On Feb. 26, J. Crew will begin offering merchandise from the company's denim-focused Madewell brand in some J.Crew stores, the company told Retail Dive in an email.
Madewell will introduce shop-in-shops inside six J.Crew store locations, in New York City (at a new location at Columbus Circle), Florida (Tampa and Aventura), Iowa, New Hampshire and Connecticut, and there is also a new Madewell store opening in New York on the Upper West Side, the company said.
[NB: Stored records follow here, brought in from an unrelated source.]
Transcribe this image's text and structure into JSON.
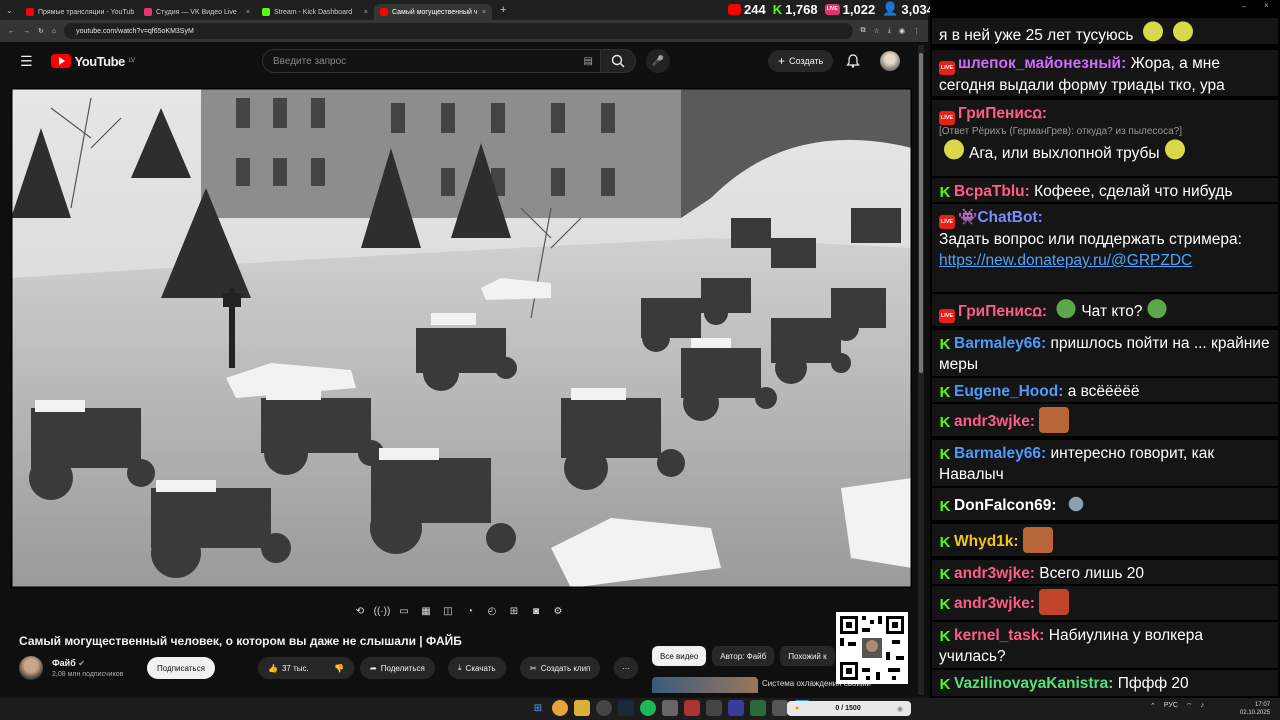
{
  "browser": {
    "tabs": [
      {
        "title": "Прямые трансляции - YouTub",
        "color": "#ff0000"
      },
      {
        "title": "Студия — VK Видео Live",
        "color": "#e8336e"
      },
      {
        "title": "Stream - Kick Dashboard",
        "color": "#53fc18"
      },
      {
        "title": "Самый могущественный ч",
        "color": "#ff0000"
      }
    ],
    "url": "youtube.com/watch?v=qf65oKM3SyM"
  },
  "youtube": {
    "logo_text": "YouTube",
    "logo_region": "LV",
    "search_placeholder": "Введите запрос",
    "create_label": "Создать",
    "video_title": "Самый могущественный человек, о котором вы даже не слышали | ФАЙБ",
    "channel_name": "Файб",
    "subscribers": "2,08 млн подписчиков",
    "subscribe_label": "Подписаться",
    "likes": "37 тыс.",
    "share_label": "Поделиться",
    "download_label": "Скачать",
    "clip_label": "Создать клип",
    "more_label": "···",
    "chips": [
      "Все видео",
      "Автор: Файб",
      "Похожий к"
    ],
    "rec_title": "Система охлаждения своими"
  },
  "counters": {
    "youtube": "244",
    "kick": "1,768",
    "vk": "1,022",
    "viewers": "3,034"
  },
  "chat": {
    "messages": [
      {
        "platform": "none",
        "name": "",
        "name_color": "#ffffff",
        "text": "я в ней уже 25 лет тусуюсь",
        "emote": "pepe"
      },
      {
        "platform": "yt",
        "name": "шлепок_майонезный:",
        "name_color": "#cf6bff",
        "text": "Жора, а мне сегодня выдали форму триады тко, ура",
        "emote": ""
      },
      {
        "platform": "yt",
        "name": "ГриПенисꭥ:",
        "name_color": "#ff5c8a",
        "reply": "[Ответ Рёрихъ (ГерманГрев): откуда? из пылесоса?]",
        "text": "Ага, или выхлопной трубы",
        "emote": "pepe"
      },
      {
        "platform": "k",
        "name": "ВсраТblu:",
        "name_color": "#ff5c8a",
        "text": "Кофеее, сделай что нибудь",
        "emote": ""
      },
      {
        "platform": "yt",
        "name": "ChatBot:",
        "name_color": "#7d8cff",
        "text": "Задать вопрос или поддержать стримера:",
        "link": "https://new.donatepay.ru/@GRPZDC",
        "emote": ""
      },
      {
        "platform": "yt",
        "name": "ГриПенисꭥ:",
        "name_color": "#ff5c8a",
        "text": "Чат кто?",
        "emote": "frog"
      },
      {
        "platform": "k",
        "name": "Barmaley66:",
        "name_color": "#4d9bff",
        "text": "пришлось пойти на ... крайние меры",
        "emote": ""
      },
      {
        "platform": "k",
        "name": "Eugene_Hood:",
        "name_color": "#4d9bff",
        "text": "а всёёёёё",
        "emote": ""
      },
      {
        "platform": "k",
        "name": "andr3wjke:",
        "name_color": "#ff5c8a",
        "text": "",
        "emote": "face"
      },
      {
        "platform": "k",
        "name": "Barmaley66:",
        "name_color": "#4d9bff",
        "text": "интересно говорит, как Навалыч",
        "emote": ""
      },
      {
        "platform": "k",
        "name": "DonFalcon69:",
        "name_color": "#ffffff",
        "text": "",
        "emote": "bird"
      },
      {
        "platform": "k",
        "name": "Whyd1k:",
        "name_color": "#f5c518",
        "text": "",
        "emote": "face"
      },
      {
        "platform": "k",
        "name": "andr3wjke:",
        "name_color": "#ff5c8a",
        "text": "Всего лишь 20",
        "emote": ""
      },
      {
        "platform": "k",
        "name": "andr3wjke:",
        "name_color": "#ff5c8a",
        "text": "",
        "emote": "face"
      },
      {
        "platform": "k",
        "name": "kernel_task:",
        "name_color": "#ff5c8a",
        "text": "Набиулина у волкера училась?",
        "emote": ""
      },
      {
        "platform": "k",
        "name": "VazilinovayaKanistra:",
        "name_color": "#55e07a",
        "text": "Пффф 20",
        "emote": ""
      }
    ]
  },
  "taskbar": {
    "widget_left": "0 / 1500",
    "lang": "РУС",
    "time": "17:07",
    "date": "02.10.2025"
  }
}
To celebrate the new Columbus Circle location, on March 1-3 the company is hosting Western chain Stitch Collective Ft. Lonesome for a residency where they can chain-stitch names and exclusive New York-themed patches on Madewell denim, according to the release.
Former CEO Mickey Drexler, who also pioneered Gap Inc.'s similarly positioned Old Navy brand, launched Madewell in 2006. Old Navy has gone on to outperform its higher-priced sibling and is the fulcrum of Gap Inc.'s current growth strategy, but Madewell is too small a brand to move the needle much for struggling J. Crew.
Madewell, a 78-year-old clothing company purchased by J. Crew 23 years ago, is in many ways filling a gap left by … The Gap, selling high-quality jeans and other items at attractive price points to the older-than-teenagers crowd, but hasn't grown enough to balance the plummeting sales at the company's flagship. Some analysts have wondered if the smaller unit could be spun off to capture its value, as J. Crew has struggled not just with fashion misfires and quality problems but also with crushing debt. Longtime CEO Drexler stepped down over the summer amid the retailer's debt-burdened struggles.
In November, as J. Crew reported a devastating third quarter — total revenue fell 5% to $566.7 million against the year-ago period and same-store sales fell 9% — new CEO James Brett promised that he was working to "reinvigorate the J.Crew Brand to reflect the America of today." The sales numbers were announced along with the brand's plans to shutter 50 stores in 2017 and another 39 for the fourth quarter.
The retailer's massive debt load has interfered with the brand's performance and prospects, but despite its troubles, J. Crew retains a strong identity, which could make a closer association between Madewell and J. Crew a win for each.
Last week, the company tapped Adam Brotman, Starbucks executive vice president of global retail operations and partner digital engagement, to become president and chief experience officer. His arrival comes amid evidence that Amazon is swiftly rising in apparel, including its own private-label lines, particularly among young people. In a statement emailed to Retail Dive, he called J. Crew "already an iconic brand" and said he would work to help "build world-class customer experiences across every touch point, whether technology or digital platforms, in-store, or at the intersection of both."